Your assignment: For this exercise, print the records below verbatim.

Data to examine:
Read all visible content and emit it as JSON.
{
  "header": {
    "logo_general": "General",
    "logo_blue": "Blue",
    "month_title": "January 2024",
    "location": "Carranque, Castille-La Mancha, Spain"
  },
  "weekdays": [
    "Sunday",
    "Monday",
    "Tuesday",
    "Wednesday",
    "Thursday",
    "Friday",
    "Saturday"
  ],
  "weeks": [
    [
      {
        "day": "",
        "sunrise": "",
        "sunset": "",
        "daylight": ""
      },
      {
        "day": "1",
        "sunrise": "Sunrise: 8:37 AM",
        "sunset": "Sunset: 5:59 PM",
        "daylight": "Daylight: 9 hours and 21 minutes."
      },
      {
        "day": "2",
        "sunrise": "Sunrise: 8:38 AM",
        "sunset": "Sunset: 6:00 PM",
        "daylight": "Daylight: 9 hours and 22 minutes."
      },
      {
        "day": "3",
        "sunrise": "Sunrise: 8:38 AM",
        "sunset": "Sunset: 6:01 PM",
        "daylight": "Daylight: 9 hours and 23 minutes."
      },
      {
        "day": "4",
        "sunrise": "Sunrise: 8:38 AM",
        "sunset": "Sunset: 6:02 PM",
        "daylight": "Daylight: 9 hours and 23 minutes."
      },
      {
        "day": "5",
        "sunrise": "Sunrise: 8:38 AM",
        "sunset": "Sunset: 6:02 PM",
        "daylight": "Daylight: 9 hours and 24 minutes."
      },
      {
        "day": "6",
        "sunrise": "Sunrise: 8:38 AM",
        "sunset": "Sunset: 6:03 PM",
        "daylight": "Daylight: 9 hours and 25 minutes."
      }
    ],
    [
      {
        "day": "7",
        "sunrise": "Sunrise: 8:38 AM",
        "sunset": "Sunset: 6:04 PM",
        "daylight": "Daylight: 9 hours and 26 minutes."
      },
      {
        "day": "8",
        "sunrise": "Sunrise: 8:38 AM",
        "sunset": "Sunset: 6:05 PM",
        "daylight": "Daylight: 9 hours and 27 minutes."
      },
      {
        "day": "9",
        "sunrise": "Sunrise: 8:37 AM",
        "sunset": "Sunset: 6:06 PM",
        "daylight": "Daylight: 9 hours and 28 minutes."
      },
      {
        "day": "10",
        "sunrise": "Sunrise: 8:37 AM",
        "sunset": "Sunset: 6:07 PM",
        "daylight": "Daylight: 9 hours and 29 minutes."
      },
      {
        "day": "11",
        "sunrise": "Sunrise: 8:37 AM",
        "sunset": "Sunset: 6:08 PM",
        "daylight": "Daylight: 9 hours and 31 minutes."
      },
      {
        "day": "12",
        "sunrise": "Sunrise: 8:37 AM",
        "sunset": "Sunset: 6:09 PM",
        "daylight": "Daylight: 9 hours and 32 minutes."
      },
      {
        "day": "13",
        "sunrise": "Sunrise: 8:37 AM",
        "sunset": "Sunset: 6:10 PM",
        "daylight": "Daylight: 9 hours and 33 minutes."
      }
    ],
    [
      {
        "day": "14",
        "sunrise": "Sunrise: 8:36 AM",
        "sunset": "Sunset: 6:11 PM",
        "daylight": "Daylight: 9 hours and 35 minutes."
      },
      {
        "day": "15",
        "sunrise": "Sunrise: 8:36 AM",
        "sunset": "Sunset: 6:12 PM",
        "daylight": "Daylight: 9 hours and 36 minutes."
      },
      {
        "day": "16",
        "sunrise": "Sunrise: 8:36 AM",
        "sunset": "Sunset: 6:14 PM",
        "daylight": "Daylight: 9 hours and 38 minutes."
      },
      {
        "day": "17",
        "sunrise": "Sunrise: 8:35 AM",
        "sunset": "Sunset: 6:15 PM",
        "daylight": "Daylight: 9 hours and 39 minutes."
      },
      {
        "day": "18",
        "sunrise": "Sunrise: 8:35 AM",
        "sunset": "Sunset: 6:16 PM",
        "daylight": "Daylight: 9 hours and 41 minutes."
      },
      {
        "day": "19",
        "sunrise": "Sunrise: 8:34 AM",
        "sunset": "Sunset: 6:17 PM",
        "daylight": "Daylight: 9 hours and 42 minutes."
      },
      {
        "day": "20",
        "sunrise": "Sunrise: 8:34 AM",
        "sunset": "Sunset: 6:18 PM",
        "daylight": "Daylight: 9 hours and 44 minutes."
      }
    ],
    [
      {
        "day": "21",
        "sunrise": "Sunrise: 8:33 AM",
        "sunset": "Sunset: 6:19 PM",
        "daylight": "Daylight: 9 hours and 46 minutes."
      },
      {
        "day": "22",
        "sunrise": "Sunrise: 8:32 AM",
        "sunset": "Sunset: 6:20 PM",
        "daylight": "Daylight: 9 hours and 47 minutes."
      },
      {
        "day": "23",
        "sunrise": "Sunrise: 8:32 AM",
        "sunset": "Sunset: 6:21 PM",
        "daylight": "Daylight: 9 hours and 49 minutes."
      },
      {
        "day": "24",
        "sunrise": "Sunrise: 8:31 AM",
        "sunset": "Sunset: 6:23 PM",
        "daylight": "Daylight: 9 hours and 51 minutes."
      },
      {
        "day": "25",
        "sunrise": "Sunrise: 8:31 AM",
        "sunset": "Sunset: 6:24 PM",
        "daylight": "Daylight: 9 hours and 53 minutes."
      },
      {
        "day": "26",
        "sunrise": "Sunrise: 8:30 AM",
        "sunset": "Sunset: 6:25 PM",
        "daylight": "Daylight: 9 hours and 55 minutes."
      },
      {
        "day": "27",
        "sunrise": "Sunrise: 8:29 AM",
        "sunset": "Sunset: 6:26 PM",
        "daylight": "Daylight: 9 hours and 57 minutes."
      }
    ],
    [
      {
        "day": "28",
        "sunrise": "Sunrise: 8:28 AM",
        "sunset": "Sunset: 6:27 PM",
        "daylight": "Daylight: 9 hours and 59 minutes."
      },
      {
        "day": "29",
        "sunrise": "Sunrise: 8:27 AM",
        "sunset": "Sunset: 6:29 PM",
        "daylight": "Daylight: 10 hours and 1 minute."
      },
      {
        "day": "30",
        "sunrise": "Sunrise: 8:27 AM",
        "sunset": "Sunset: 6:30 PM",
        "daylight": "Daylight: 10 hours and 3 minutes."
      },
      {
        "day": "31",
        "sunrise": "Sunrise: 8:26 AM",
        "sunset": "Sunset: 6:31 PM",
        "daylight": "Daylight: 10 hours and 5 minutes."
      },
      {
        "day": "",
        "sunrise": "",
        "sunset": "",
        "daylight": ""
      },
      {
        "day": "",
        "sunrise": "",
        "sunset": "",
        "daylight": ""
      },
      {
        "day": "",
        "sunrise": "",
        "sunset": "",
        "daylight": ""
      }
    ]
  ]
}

Task response:
Read all visible content and emit it as JSON.
{
  "header": {
    "logo_general": "General",
    "logo_blue": "Blue",
    "month_title": "January 2024",
    "location": "Carranque, Castille-La Mancha, Spain"
  },
  "weekdays": [
    "Sunday",
    "Monday",
    "Tuesday",
    "Wednesday",
    "Thursday",
    "Friday",
    "Saturday"
  ],
  "weeks": [
    [
      {
        "day": "",
        "sunrise": "",
        "sunset": "",
        "daylight": ""
      },
      {
        "day": "1",
        "sunrise": "Sunrise: 8:37 AM",
        "sunset": "Sunset: 5:59 PM",
        "daylight": "Daylight: 9 hours and 21 minutes."
      },
      {
        "day": "2",
        "sunrise": "Sunrise: 8:38 AM",
        "sunset": "Sunset: 6:00 PM",
        "daylight": "Daylight: 9 hours and 22 minutes."
      },
      {
        "day": "3",
        "sunrise": "Sunrise: 8:38 AM",
        "sunset": "Sunset: 6:01 PM",
        "daylight": "Daylight: 9 hours and 23 minutes."
      },
      {
        "day": "4",
        "sunrise": "Sunrise: 8:38 AM",
        "sunset": "Sunset: 6:02 PM",
        "daylight": "Daylight: 9 hours and 23 minutes."
      },
      {
        "day": "5",
        "sunrise": "Sunrise: 8:38 AM",
        "sunset": "Sunset: 6:02 PM",
        "daylight": "Daylight: 9 hours and 24 minutes."
      },
      {
        "day": "6",
        "sunrise": "Sunrise: 8:38 AM",
        "sunset": "Sunset: 6:03 PM",
        "daylight": "Daylight: 9 hours and 25 minutes."
      }
    ],
    [
      {
        "day": "7",
        "sunrise": "Sunrise: 8:38 AM",
        "sunset": "Sunset: 6:04 PM",
        "daylight": "Daylight: 9 hours and 26 minutes."
      },
      {
        "day": "8",
        "sunrise": "Sunrise: 8:38 AM",
        "sunset": "Sunset: 6:05 PM",
        "daylight": "Daylight: 9 hours and 27 minutes."
      },
      {
        "day": "9",
        "sunrise": "Sunrise: 8:37 AM",
        "sunset": "Sunset: 6:06 PM",
        "daylight": "Daylight: 9 hours and 28 minutes."
      },
      {
        "day": "10",
        "sunrise": "Sunrise: 8:37 AM",
        "sunset": "Sunset: 6:07 PM",
        "daylight": "Daylight: 9 hours and 29 minutes."
      },
      {
        "day": "11",
        "sunrise": "Sunrise: 8:37 AM",
        "sunset": "Sunset: 6:08 PM",
        "daylight": "Daylight: 9 hours and 31 minutes."
      },
      {
        "day": "12",
        "sunrise": "Sunrise: 8:37 AM",
        "sunset": "Sunset: 6:09 PM",
        "daylight": "Daylight: 9 hours and 32 minutes."
      },
      {
        "day": "13",
        "sunrise": "Sunrise: 8:37 AM",
        "sunset": "Sunset: 6:10 PM",
        "daylight": "Daylight: 9 hours and 33 minutes."
      }
    ],
    [
      {
        "day": "14",
        "sunrise": "Sunrise: 8:36 AM",
        "sunset": "Sunset: 6:11 PM",
        "daylight": "Daylight: 9 hours and 35 minutes."
      },
      {
        "day": "15",
        "sunrise": "Sunrise: 8:36 AM",
        "sunset": "Sunset: 6:12 PM",
        "daylight": "Daylight: 9 hours and 36 minutes."
      },
      {
        "day": "16",
        "sunrise": "Sunrise: 8:36 AM",
        "sunset": "Sunset: 6:14 PM",
        "daylight": "Daylight: 9 hours and 38 minutes."
      },
      {
        "day": "17",
        "sunrise": "Sunrise: 8:35 AM",
        "sunset": "Sunset: 6:15 PM",
        "daylight": "Daylight: 9 hours and 39 minutes."
      },
      {
        "day": "18",
        "sunrise": "Sunrise: 8:35 AM",
        "sunset": "Sunset: 6:16 PM",
        "daylight": "Daylight: 9 hours and 41 minutes."
      },
      {
        "day": "19",
        "sunrise": "Sunrise: 8:34 AM",
        "sunset": "Sunset: 6:17 PM",
        "daylight": "Daylight: 9 hours and 42 minutes."
      },
      {
        "day": "20",
        "sunrise": "Sunrise: 8:34 AM",
        "sunset": "Sunset: 6:18 PM",
        "daylight": "Daylight: 9 hours and 44 minutes."
      }
    ],
    [
      {
        "day": "21",
        "sunrise": "Sunrise: 8:33 AM",
        "sunset": "Sunset: 6:19 PM",
        "daylight": "Daylight: 9 hours and 46 minutes."
      },
      {
        "day": "22",
        "sunrise": "Sunrise: 8:32 AM",
        "sunset": "Sunset: 6:20 PM",
        "daylight": "Daylight: 9 hours and 47 minutes."
      },
      {
        "day": "23",
        "sunrise": "Sunrise: 8:32 AM",
        "sunset": "Sunset: 6:21 PM",
        "daylight": "Daylight: 9 hours and 49 minutes."
      },
      {
        "day": "24",
        "sunrise": "Sunrise: 8:31 AM",
        "sunset": "Sunset: 6:23 PM",
        "daylight": "Daylight: 9 hours and 51 minutes."
      },
      {
        "day": "25",
        "sunrise": "Sunrise: 8:31 AM",
        "sunset": "Sunset: 6:24 PM",
        "daylight": "Daylight: 9 hours and 53 minutes."
      },
      {
        "day": "26",
        "sunrise": "Sunrise: 8:30 AM",
        "sunset": "Sunset: 6:25 PM",
        "daylight": "Daylight: 9 hours and 55 minutes."
      },
      {
        "day": "27",
        "sunrise": "Sunrise: 8:29 AM",
        "sunset": "Sunset: 6:26 PM",
        "daylight": "Daylight: 9 hours and 57 minutes."
      }
    ],
    [
      {
        "day": "28",
        "sunrise": "Sunrise: 8:28 AM",
        "sunset": "Sunset: 6:27 PM",
        "daylight": "Daylight: 9 hours and 59 minutes."
      },
      {
        "day": "29",
        "sunrise": "Sunrise: 8:27 AM",
        "sunset": "Sunset: 6:29 PM",
        "daylight": "Daylight: 10 hours and 1 minute."
      },
      {
        "day": "30",
        "sunrise": "Sunrise: 8:27 AM",
        "sunset": "Sunset: 6:30 PM",
        "daylight": "Daylight: 10 hours and 3 minutes."
      },
      {
        "day": "31",
        "sunrise": "Sunrise: 8:26 AM",
        "sunset": "Sunset: 6:31 PM",
        "daylight": "Daylight: 10 hours and 5 minutes."
      },
      {
        "day": "",
        "sunrise": "",
        "sunset": "",
        "daylight": ""
      },
      {
        "day": "",
        "sunrise": "",
        "sunset": "",
        "daylight": ""
      },
      {
        "day": "",
        "sunrise": "",
        "sunset": "",
        "daylight": ""
      }
    ]
  ]
}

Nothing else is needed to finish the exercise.